Peter J. Cunningham
P. J. Cunningham, “The Share of People with High Medical Costs Increased Prior to Implementation of the Affordable Care Act,” Health Affairs, Jan. 2015 34(1):117–24.
The percentage of Americans who spend more than 10 percent of their family income on out-of-pocket health care expenses increased to 19.2 percent in 2011, from 18.2 percent during 2007–09. Medical cost burdens were highest for people with private nongroup insurance coverage, who are among those most likely to benefit from the Affordable Care Act’s coverage expansions.
In addition to providing access to health insurance for many of the uninsured, the Affordable Care Act is helping to make coverage more affordable than it was previously for many individuals and families, particularly for those with nongroup coverage. With risk spread broadly among those participating in the insurance marketplaces, premiums have generally been kept in check. Subsidies have minimized costs for people with lower incomes, while individuals with serious health problems have been protected by rules restricting insurers from charging higher premiums or denying coverage altogether. Such provisions could help narrow the affordability gap between those with employer-provided coverage and those buying insurance on their own. This Commonwealth Fund–supported study examines medical cost burdens for people younger than 65 for 2010–11, just before the health reform’s major coverage provisions went into effect.

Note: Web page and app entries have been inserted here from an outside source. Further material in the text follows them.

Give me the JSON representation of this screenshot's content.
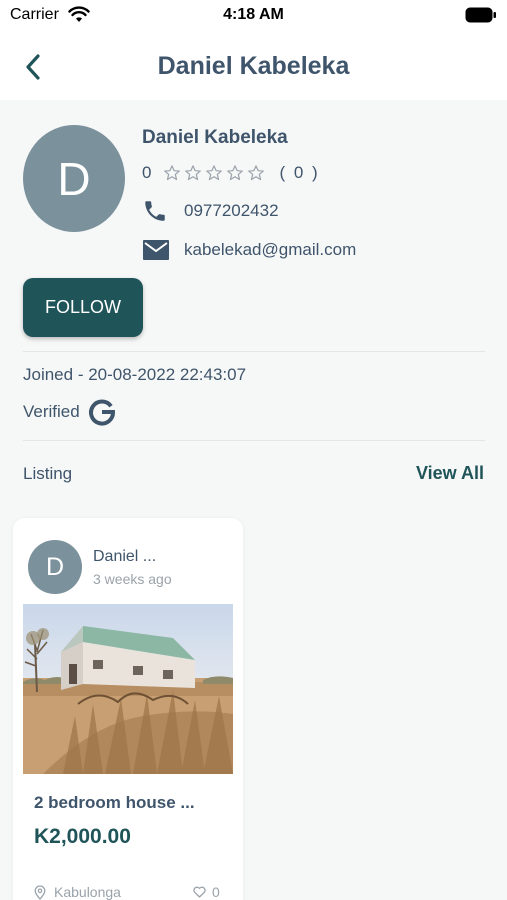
{
  "status_bar": {
    "carrier": "Carrier",
    "time": "4:18 AM"
  },
  "nav": {
    "title": "Daniel Kabeleka",
    "back_icon": "chevron-left-icon"
  },
  "profile": {
    "avatar_letter": "D",
    "name": "Daniel Kabeleka",
    "rating_value": "0",
    "rating_count": "( 0 )",
    "stars_filled": 0,
    "stars_total": 5,
    "phone": "0977202432",
    "email": "kabelekad@gmail.com",
    "follow_label": "FOLLOW",
    "joined": "Joined - 20-08-2022 22:43:07",
    "verified_label": "Verified",
    "verified_icon": "google-icon"
  },
  "listing": {
    "label": "Listing",
    "view_all": "View All",
    "items": [
      {
        "avatar_letter": "D",
        "owner": "Daniel ...",
        "time_ago": "3 weeks ago",
        "title": "2 bedroom house ...",
        "price": "K2,000.00",
        "location": "Kabulonga",
        "likes": "0"
      }
    ]
  },
  "colors": {
    "primary": "#1f5458",
    "text": "#3f556b",
    "avatar": "#7b919c",
    "background": "#f6f7f7",
    "muted": "#9aa3aa"
  }
}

The analysis looks at people with different types of coverage—or none at all—and at spending for a variety of services, like physician visits or hospital care.
“[M]any people with nongroup coverage before 2014 will be able to dramatically lower their health insurance and health care spending through the marketplaces,” researcher Peter Cunningham concludes. Just over half of people with nongroup coverage in 2009–11 had family incomes at or under 400 percent of the federal poverty level, making them potentially eligible for the marketplaces’ premium subsidies and a substantial reduction in their cost burden. For instance, adults in families with incomes between 138 percent and 250 percent of poverty spend an average of $5,435 for coverage; buying coverage through the marketplace could reduce that price tag by two-thirds, to $1,797.

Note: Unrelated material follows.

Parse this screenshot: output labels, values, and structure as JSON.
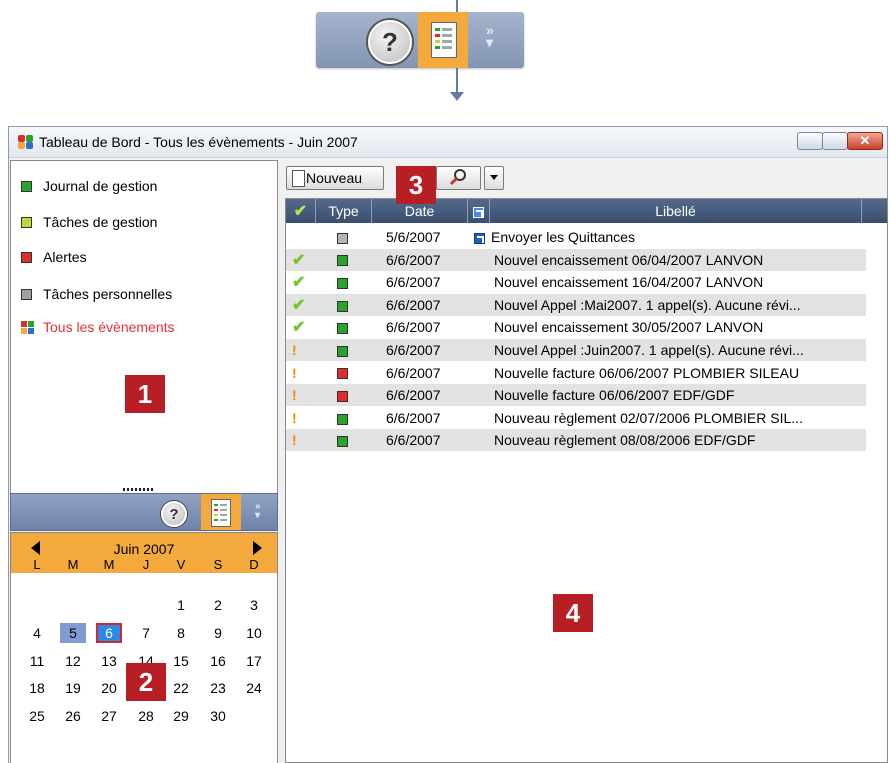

The analysis was based on data from the 2001–11 Medical Expenditure Panel Surveys (MEPS), sponsored by the Agency for Healthcare Research and Quality. Family medical cost burden was defined as the ratio of total out-of-pocket spending for health care services and premiums to total family income. People who spent more than 10 percent of family income on health care were identified as having a high cost burden.
The percentage of people with high medical costs burdens increased from 2007–09 to 2011, with burdens highest for people with private nongroup insurance. The Affordable Care Act’s coverage provisions are likely to substantially reduce these cost burdens for many people.